• [PROBLEM TO SOLVE]:
From the material below, list every line containing "structured".

• [EXERCISE DATA]:

· · ·

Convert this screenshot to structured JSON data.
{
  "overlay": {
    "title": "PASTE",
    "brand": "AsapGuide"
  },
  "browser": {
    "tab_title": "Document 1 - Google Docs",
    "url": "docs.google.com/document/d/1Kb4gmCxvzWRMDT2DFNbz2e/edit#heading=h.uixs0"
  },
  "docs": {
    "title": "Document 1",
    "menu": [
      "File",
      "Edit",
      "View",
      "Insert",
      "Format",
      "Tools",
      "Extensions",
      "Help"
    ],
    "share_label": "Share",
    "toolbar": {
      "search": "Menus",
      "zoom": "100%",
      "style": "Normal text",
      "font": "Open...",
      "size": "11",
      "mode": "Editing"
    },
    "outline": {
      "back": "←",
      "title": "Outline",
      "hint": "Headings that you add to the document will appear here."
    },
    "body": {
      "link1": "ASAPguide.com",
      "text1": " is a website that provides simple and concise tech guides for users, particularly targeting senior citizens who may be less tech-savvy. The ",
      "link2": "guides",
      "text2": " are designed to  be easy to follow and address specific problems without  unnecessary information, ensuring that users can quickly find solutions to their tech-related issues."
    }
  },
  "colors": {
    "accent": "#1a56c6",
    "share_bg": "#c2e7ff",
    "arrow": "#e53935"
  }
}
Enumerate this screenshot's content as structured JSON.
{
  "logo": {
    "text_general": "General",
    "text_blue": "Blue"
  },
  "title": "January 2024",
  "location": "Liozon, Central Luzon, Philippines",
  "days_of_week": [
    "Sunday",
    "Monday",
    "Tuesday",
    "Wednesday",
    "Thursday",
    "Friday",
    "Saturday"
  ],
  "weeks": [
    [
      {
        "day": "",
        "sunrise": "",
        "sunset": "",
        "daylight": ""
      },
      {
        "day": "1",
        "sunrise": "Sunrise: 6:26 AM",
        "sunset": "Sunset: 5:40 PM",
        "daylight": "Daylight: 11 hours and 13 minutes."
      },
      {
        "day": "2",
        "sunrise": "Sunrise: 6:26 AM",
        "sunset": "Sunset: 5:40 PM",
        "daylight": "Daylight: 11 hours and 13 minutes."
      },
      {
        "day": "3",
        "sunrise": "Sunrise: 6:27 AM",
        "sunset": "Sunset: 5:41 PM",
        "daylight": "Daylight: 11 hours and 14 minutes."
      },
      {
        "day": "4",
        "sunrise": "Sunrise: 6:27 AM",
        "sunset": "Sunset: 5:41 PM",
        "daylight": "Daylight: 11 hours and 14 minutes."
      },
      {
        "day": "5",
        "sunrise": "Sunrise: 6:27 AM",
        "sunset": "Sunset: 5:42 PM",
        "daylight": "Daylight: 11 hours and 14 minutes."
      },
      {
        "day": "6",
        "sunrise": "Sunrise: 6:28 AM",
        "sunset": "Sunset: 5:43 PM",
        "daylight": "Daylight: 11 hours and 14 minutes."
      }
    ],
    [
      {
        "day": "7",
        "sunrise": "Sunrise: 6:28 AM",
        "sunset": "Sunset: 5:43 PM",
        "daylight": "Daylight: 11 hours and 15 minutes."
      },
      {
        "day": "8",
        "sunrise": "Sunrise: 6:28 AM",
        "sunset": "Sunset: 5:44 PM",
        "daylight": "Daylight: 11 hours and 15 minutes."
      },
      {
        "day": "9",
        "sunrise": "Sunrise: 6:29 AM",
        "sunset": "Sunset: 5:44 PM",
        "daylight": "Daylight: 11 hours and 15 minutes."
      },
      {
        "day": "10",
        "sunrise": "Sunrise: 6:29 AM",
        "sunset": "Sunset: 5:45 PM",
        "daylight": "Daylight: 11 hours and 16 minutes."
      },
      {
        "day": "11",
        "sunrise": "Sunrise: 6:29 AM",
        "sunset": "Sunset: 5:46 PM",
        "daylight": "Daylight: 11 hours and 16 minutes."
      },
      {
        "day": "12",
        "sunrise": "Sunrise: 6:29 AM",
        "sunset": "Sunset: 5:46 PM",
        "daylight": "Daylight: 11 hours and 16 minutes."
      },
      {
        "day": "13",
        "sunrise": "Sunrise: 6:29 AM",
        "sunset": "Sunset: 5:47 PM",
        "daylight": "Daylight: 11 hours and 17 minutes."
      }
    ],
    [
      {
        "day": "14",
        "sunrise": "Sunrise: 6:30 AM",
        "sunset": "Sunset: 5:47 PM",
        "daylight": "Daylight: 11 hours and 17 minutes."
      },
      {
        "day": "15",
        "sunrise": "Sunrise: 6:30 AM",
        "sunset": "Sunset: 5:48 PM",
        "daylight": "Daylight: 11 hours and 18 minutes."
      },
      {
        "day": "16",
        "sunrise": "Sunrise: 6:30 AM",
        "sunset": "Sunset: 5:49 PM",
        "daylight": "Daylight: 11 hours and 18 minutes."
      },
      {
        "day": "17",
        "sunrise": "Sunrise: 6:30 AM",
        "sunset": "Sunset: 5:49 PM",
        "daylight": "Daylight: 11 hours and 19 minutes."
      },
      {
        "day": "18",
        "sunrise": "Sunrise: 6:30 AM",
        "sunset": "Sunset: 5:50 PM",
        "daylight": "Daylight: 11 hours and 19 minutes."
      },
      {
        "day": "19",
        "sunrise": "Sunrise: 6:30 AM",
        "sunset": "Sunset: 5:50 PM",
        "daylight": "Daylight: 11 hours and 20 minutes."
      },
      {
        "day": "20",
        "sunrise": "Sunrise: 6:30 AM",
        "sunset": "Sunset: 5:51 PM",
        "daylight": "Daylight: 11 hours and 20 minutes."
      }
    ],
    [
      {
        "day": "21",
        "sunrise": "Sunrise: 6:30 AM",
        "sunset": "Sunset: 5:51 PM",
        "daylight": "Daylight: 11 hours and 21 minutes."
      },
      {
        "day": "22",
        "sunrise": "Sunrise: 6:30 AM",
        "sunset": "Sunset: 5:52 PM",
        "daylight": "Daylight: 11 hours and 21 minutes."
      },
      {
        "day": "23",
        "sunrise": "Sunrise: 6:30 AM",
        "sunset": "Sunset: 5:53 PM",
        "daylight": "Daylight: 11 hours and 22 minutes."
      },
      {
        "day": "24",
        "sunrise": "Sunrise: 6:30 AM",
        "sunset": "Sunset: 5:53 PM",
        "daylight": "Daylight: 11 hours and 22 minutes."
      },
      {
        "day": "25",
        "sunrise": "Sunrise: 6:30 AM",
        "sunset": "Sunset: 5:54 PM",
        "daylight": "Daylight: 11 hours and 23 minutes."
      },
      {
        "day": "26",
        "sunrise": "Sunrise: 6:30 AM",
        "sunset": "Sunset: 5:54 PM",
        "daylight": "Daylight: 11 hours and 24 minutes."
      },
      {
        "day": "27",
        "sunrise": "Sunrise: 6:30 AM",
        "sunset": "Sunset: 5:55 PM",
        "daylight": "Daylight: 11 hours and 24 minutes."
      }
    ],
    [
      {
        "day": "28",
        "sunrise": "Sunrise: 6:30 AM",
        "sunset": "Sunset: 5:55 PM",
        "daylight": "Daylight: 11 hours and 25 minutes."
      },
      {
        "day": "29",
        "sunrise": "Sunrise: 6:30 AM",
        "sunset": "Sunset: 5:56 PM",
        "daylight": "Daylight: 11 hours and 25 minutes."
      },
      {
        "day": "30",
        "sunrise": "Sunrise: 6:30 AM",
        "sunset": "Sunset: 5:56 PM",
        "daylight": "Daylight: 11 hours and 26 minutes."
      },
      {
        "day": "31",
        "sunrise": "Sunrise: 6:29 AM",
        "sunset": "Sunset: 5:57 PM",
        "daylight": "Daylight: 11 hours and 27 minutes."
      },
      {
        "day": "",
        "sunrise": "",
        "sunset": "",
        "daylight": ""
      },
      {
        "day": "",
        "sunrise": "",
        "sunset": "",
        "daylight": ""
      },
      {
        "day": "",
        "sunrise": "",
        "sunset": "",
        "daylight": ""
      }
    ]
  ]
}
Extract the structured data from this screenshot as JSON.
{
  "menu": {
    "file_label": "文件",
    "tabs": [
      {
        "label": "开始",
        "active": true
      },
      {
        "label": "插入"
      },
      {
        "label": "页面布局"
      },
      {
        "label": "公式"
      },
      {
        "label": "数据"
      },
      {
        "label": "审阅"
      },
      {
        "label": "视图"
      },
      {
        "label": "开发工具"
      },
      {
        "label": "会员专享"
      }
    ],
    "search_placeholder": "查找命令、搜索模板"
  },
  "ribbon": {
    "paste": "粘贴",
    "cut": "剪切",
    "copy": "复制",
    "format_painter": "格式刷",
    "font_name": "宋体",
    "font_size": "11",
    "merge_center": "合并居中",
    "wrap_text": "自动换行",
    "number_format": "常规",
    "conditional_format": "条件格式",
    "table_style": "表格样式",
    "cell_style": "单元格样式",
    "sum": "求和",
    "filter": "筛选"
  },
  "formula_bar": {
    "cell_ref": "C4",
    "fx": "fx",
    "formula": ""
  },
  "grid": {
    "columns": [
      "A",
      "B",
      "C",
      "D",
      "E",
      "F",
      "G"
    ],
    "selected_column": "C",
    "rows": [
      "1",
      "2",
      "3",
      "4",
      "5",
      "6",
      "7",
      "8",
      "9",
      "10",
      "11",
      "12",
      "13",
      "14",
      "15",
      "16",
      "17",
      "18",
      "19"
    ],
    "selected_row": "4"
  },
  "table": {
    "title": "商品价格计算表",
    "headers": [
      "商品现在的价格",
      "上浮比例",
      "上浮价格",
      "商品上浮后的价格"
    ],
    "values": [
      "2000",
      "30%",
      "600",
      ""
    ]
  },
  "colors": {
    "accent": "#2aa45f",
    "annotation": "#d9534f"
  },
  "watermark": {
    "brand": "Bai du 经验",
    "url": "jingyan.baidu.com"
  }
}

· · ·

• [TASK RESPONSE]:
Convert this screenshot to structured JSON data.
Enumerate this screenshot's content as structured JSON.
Extract the structured data from this screenshot as JSON.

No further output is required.